Researchers from the University of Veterinary Medicine in Vienna and the University of Oxford have shown that Goffin's cockatoos can make and use elongated tools of appropriate shape and length out of different materials, suggesting that the birds can anticipate how the tools will be used.
Tool manufacture was once regarded as a defining feature of mankind, but it is now known that a variety of animal species use and make their own tools. In nature, some of the most striking cases of tool-related behaviour are seen not just among close relatives of Homo sapiens, such as chimps and other primates, but among birds including crows, vultures and Galapagos finches.
In all cases, what makes this possible is possessing the right combination of heritable and acquired competencies, as well as being capable of a degree of individual creativity. The Goffin's cockatoo is a particularly interesting example for scientists to study, as it has unlikely to have a repertoire of inherited tool-related skills and relies more on innovation and problem-solving.
The Goffin's cockatoo, which is native to Indonesia, is neither known to use tools in the wild nor to have evolved related abilities for manipulating twigs for other purposes such as nest building. One bird, called Figaro, previously displayed the ability to spontaneously (ie without training) make tools by biting long splinters out of the wooden beams of its cage, which he then used to rake pieces of food that were otherwise out of reach. Three others have since followed, showing that making such tools is within the capacity of the species.
While impressive, these feats do not prove sensitivity to the need for the tools to be of a particular shape: because wood is fibrous, biting and pulling actions naturally split it into the long, narrow pieces necessary to succeed. If individuals are capable of anticipating the requirements of each tool, they should be able to produce functional instruments by displaying different actions and using different materials.

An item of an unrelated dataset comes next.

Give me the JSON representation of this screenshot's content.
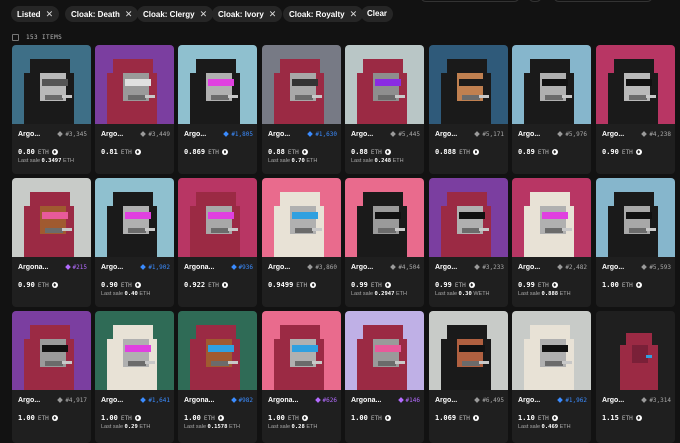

To test if the birds were in fact aiming to make elongated tools that could bridge a particular distance, the researchers gave them the problem of reaching a piece of food placed a few centimetres beyond a circular hole in the transparent wall of a box. They were given four different materials that required different manipulations to produce suitable tools: larch wood (already familiar to them), leafy beech twigs (which had to be trimmed to be functional), cardboard (which, lacking a fibrous structure, could be cut into any shape and length), and totally amorphous beeswax.
Dr Alice Auersperg, who heads the Goffin Laboratory in the Messerli Research Institute at the University of Veterinary Medicine, Vienna, said: 'While none of the birds succeeded in making tools out of beeswax, we found that at least some of them could make suitable tools from the three remaining materials.'
The successful parrots made well-shaped tools, even though each material required different manipulation techniques. To make tools out of larch wood, they bit the material once or twice and tore off the resulting splinter. To use the leafy twigs, they snapped off redundant leaves and side branches until what was left was usable. Finally, to make cardboard tools they simply cut what was necessary from the edge of the sheet provided.
Dr Auersperg added: 'To us, the tools made from cardboard were the most interesting ones, as this material was not pre-structured and required the birds to shape their tools more actively. They succeeded by placing a large number of parallel bite marks along the edge of the material like a hole punch, using their curved upper beak to cut the elongated piece out of the cardboard block after reaching a certain length. Interestingly, this length was usually just above or very close to the minimum length required to reach the food reward placed behind the barrier.'
Co-author Professor Alex Kacelnik, from the University of Oxford's Department of Zoology, said: 'Ultimately, we want to understand how animals think – namely, to produce the equivalent of explicit computer programs capable of doing what the birds do. We really don't know if the birds can picture in their minds an object that doesn't yet exist and follow this image as a template to build something new, or how their brains elicit the appropriate set of movements to organise their response to novel problems, but this is what we are trying to find out.
'Studying tool-making in species like the Goffin's cockatoo, which does not make tools naturally, is especially revealing, as these birds cannot do it by following pre-programmed instructions evolved to solve this specific problem. These cockatoos, like other parrots, offer wonderful research opportunities: their intelligence is flexible and powerful, they can solve physical and logical problems, they can learn from watching the behaviour of others, they can learn about the surrounding objects by playing – and now it seems plausible that they can imagine which object would allow them to solve a new problem and go on to build it. I am sure that they will keep surprising us.'